Students in Crisis: The Struggles of Online Learning

It seems as if students across America were all given the same introductory speech at the beginning of school. On the first day of classes, teachers, and professors all shared their condolences regarding the transition to online learning and expressed how committed they are to working alongside us to get through this challenging time. However, just two weeks into the semester, many of us were already overloaded with assignments from all of our classes. It’s clear that many professors stopped having consideration for what we have going on outside of their 40-minute lectures.


Between synchronous and asynchronous classes, scheduled time slot quizzes, and technical difficulties, it’s easy to become overwhelmed and fed up with online classes. If you're a full-time online student like myself, then you understand the struggle of trying to maintain your school life while still finding time to work a part-time job, spend time with family and friends, and most importantly carve out time for self-care. 


I asked a total of five students from multiple universities, “If you could tell or ask your professor one thing to help improve your online learning experience what would it be?” 


All of their responses had one thing in common. 
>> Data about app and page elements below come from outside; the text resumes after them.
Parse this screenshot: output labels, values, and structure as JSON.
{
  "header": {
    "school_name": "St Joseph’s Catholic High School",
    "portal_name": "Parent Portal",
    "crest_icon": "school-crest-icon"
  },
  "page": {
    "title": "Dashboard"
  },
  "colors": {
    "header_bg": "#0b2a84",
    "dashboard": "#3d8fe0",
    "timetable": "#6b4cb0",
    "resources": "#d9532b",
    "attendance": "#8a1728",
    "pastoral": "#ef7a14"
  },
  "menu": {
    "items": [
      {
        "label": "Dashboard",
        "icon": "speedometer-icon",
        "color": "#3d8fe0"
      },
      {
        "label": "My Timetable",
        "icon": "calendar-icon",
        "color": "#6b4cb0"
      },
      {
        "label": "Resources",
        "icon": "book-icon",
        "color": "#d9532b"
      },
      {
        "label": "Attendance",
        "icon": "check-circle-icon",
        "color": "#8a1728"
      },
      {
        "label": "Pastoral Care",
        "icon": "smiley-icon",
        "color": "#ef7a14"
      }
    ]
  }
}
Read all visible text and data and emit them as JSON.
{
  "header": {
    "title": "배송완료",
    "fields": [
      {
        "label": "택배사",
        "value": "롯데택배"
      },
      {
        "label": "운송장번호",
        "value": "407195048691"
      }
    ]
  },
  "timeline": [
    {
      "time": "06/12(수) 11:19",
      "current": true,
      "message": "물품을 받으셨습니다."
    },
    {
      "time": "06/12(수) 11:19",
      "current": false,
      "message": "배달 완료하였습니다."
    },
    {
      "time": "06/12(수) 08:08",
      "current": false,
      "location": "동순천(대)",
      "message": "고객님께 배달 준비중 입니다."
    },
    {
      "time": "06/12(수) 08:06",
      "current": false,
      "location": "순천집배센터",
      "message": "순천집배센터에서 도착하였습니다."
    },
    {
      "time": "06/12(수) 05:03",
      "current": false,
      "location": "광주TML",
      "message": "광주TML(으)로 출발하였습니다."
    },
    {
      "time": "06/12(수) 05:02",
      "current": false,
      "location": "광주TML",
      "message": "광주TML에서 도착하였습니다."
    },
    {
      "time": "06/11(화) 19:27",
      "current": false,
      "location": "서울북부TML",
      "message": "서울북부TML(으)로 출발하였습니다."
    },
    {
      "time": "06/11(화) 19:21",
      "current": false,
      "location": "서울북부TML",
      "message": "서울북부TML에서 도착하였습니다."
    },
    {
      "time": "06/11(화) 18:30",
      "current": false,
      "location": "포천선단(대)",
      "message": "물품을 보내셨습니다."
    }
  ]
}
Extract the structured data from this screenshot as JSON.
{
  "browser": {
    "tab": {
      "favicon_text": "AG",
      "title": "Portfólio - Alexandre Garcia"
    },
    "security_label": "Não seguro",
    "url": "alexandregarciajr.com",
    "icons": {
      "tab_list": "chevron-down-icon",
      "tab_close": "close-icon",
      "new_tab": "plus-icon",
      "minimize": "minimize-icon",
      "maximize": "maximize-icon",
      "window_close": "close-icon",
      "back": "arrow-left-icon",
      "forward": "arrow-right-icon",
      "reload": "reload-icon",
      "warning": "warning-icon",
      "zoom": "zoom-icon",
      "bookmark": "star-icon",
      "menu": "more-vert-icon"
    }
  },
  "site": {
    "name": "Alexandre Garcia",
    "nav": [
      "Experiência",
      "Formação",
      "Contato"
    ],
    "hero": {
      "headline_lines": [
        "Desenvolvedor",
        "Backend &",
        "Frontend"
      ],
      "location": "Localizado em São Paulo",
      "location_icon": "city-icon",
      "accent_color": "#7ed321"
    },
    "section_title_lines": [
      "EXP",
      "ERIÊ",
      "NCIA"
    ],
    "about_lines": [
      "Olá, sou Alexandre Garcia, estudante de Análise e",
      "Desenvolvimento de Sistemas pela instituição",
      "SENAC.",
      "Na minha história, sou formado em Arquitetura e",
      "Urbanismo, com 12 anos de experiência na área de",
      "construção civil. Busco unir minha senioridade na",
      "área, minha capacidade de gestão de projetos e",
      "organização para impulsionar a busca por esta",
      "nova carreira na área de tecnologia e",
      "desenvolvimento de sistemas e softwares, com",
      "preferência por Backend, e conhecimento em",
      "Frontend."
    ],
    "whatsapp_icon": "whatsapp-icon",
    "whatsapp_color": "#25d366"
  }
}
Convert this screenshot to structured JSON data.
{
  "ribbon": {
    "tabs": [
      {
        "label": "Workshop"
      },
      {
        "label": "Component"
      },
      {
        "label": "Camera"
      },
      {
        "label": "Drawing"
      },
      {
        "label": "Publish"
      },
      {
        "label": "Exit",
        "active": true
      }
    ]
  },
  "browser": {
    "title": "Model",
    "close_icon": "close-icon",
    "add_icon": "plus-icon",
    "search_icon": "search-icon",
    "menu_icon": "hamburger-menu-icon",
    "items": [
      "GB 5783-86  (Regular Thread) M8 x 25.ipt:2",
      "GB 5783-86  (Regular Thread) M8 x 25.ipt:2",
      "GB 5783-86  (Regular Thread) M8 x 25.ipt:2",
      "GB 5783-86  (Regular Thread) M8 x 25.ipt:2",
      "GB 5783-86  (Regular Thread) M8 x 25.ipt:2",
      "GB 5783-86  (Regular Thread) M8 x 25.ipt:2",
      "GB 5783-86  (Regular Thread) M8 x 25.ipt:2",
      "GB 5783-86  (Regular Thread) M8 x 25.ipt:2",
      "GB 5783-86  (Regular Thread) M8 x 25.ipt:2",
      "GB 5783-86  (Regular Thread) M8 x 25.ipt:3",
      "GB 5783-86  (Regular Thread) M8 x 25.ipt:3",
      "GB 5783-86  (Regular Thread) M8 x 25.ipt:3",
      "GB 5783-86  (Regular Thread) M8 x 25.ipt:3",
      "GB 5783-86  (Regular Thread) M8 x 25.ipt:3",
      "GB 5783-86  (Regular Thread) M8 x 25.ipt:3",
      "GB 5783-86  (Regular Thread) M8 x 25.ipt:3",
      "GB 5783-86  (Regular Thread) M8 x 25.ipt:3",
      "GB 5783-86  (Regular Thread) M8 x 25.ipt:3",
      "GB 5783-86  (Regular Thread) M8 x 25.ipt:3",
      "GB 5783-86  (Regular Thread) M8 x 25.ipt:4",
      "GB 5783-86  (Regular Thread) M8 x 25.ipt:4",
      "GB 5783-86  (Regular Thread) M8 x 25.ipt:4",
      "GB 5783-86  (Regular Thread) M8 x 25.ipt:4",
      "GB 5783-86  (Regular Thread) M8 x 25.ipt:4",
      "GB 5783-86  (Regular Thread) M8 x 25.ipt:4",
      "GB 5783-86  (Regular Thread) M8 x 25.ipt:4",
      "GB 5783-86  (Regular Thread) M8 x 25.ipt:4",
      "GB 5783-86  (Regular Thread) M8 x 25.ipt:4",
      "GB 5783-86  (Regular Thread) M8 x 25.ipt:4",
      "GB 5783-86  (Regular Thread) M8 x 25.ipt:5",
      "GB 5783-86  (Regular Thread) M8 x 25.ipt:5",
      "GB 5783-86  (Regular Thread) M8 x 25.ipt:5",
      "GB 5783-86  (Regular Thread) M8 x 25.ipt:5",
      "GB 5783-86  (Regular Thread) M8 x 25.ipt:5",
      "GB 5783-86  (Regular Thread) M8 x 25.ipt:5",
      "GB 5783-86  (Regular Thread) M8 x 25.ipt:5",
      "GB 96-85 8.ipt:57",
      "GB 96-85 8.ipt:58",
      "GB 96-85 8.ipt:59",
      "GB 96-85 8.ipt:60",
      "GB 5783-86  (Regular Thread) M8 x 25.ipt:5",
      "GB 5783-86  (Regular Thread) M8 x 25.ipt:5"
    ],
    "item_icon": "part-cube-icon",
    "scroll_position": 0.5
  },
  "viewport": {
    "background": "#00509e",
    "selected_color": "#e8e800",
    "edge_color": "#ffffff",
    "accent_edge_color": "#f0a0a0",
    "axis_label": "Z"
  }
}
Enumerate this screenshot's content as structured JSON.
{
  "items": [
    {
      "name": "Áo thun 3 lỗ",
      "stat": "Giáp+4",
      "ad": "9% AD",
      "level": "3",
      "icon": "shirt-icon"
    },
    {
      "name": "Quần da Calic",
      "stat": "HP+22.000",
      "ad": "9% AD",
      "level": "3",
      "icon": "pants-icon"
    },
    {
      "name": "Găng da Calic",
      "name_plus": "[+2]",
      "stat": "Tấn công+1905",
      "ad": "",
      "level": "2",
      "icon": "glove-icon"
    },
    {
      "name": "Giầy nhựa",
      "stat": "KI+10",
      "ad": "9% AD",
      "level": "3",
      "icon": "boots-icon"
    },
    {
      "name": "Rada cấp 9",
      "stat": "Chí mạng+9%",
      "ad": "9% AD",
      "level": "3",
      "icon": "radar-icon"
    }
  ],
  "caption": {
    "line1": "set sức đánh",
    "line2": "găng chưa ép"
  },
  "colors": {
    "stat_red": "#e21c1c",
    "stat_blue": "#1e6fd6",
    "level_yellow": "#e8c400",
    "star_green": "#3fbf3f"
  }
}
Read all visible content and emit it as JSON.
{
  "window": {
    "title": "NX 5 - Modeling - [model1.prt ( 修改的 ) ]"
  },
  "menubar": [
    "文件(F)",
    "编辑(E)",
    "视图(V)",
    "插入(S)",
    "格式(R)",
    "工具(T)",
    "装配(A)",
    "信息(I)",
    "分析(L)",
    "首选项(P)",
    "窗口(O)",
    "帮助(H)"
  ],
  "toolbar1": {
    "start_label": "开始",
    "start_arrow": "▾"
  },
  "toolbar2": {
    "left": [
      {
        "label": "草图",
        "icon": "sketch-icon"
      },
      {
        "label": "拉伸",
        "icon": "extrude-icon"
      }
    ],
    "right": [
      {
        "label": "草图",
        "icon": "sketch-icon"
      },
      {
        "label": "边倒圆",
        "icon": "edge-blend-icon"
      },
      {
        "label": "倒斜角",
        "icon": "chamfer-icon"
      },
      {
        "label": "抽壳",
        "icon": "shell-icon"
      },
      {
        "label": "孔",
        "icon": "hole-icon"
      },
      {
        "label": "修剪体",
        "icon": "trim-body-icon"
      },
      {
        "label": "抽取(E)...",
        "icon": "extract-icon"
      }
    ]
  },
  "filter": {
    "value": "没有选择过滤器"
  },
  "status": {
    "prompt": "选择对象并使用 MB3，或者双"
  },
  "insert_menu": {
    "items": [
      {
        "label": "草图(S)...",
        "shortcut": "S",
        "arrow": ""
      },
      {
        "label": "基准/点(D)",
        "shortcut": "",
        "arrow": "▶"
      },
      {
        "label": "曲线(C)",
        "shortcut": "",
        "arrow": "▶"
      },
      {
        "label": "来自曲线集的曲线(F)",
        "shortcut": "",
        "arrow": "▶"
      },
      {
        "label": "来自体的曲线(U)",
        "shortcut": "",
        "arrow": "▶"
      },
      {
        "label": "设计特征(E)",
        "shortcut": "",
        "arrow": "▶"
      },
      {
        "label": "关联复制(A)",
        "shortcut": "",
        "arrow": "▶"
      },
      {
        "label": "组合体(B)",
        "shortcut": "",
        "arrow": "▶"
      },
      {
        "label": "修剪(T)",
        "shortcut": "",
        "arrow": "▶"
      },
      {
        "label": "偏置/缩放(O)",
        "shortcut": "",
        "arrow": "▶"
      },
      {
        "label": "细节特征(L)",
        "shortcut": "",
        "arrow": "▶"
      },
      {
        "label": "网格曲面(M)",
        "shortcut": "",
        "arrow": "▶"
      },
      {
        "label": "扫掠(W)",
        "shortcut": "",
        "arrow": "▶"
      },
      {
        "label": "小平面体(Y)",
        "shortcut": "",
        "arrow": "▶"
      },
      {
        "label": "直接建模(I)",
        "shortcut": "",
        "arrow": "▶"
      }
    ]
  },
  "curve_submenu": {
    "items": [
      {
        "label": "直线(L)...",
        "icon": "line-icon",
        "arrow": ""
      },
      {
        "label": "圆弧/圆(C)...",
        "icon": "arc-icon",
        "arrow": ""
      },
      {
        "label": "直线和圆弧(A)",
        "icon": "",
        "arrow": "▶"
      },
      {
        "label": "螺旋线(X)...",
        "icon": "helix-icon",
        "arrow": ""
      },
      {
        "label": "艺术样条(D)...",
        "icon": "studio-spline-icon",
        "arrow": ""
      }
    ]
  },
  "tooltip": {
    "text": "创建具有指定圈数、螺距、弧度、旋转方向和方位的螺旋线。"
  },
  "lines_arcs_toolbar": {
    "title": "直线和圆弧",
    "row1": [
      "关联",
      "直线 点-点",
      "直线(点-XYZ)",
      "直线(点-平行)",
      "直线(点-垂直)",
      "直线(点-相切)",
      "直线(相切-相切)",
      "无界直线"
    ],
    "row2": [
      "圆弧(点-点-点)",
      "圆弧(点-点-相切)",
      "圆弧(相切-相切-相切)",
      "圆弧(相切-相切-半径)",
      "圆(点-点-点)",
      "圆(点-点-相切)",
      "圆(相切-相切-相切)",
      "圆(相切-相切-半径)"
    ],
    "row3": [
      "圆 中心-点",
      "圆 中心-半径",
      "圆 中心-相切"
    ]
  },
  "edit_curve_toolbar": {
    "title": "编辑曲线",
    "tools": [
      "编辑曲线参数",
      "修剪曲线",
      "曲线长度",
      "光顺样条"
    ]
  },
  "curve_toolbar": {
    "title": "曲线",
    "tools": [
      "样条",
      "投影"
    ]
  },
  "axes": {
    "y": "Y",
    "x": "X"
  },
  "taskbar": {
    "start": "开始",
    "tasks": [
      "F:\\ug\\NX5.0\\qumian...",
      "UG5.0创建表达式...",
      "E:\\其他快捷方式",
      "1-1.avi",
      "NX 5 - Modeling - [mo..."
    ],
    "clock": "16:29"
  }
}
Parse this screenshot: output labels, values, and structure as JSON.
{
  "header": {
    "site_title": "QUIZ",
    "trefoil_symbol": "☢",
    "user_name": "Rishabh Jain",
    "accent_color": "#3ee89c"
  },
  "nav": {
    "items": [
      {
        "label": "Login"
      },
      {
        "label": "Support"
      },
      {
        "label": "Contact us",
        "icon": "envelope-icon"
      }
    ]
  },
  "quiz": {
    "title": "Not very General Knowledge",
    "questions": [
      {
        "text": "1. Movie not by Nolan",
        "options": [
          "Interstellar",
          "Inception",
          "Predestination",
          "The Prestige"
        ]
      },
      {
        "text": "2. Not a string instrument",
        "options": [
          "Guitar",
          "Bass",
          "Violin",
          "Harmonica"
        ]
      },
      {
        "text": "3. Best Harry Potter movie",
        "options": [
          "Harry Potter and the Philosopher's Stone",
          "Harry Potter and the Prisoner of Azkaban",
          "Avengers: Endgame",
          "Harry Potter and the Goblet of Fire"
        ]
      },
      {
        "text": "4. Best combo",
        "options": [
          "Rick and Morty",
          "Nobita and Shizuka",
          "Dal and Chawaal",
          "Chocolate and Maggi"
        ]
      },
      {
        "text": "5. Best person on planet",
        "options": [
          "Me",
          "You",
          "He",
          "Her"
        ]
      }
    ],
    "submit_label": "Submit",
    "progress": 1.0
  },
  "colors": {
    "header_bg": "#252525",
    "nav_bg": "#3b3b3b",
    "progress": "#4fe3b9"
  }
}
“It would help for my teachers to understand that I have multiple classes other than just theirs. At first, it was a little hard to learn how to adjust to a new school and a new environment. With everything being online it’s difficult to make time for other things when you constantly have due dates, so it will take some time getting used to,” said Jessica Joachim, a freshman at Georgia State University. 

“I wish that my teachers would be more detailed in their instructions, especially for the classes that aren't synchronous. At this point I'm basically spending all this money to teach myself, the least they can do is be considerate,” said Moses Gichaara, a freshman at Kennesaw State University. 


“If all of my teachers instead of just two, gave weekly overviews of what we’re supposed to be learning and actually made the effort to make it feel like a real class instead of just directing us to the syllabus, I would be more comfortable and confident in my work,” said Ralphael Misigah, a freshman at Georgia State University.


“I would say online teachers should better articulate due dates, create clear instructions on assignments and create a more personable relationship with virtual students,” said Haley Shadburn, a freshman at Furman University. 


“Online school isn’t going to be like regular school and for them to try and continue the school year and force us to push through this during a pandemic.... Some people are just not capable of handling that. Online school during a pandemic is different in every shape and form and the way the class is taught should reflect that,” said Sanaa George, a sophomore at Spelman College.

overhead view of a woman sitting in front of her laptop Photo by from Pexels

These five students expressed problems that a majority of students across America, unfortunately, can relate to. Students’ mental health was not put into consideration when deciding on how this school year would look like. Many students are paying thousands of dollars for professors who don’t even know how to work the platforms they use, negatively impacting grades in the end. For digital learning to work moving forward, educators will need to prioritize students, offer a variety of ways to better adapt and tackle this new version of learning, and put in the same effort and energy as if we were still having face to face classes.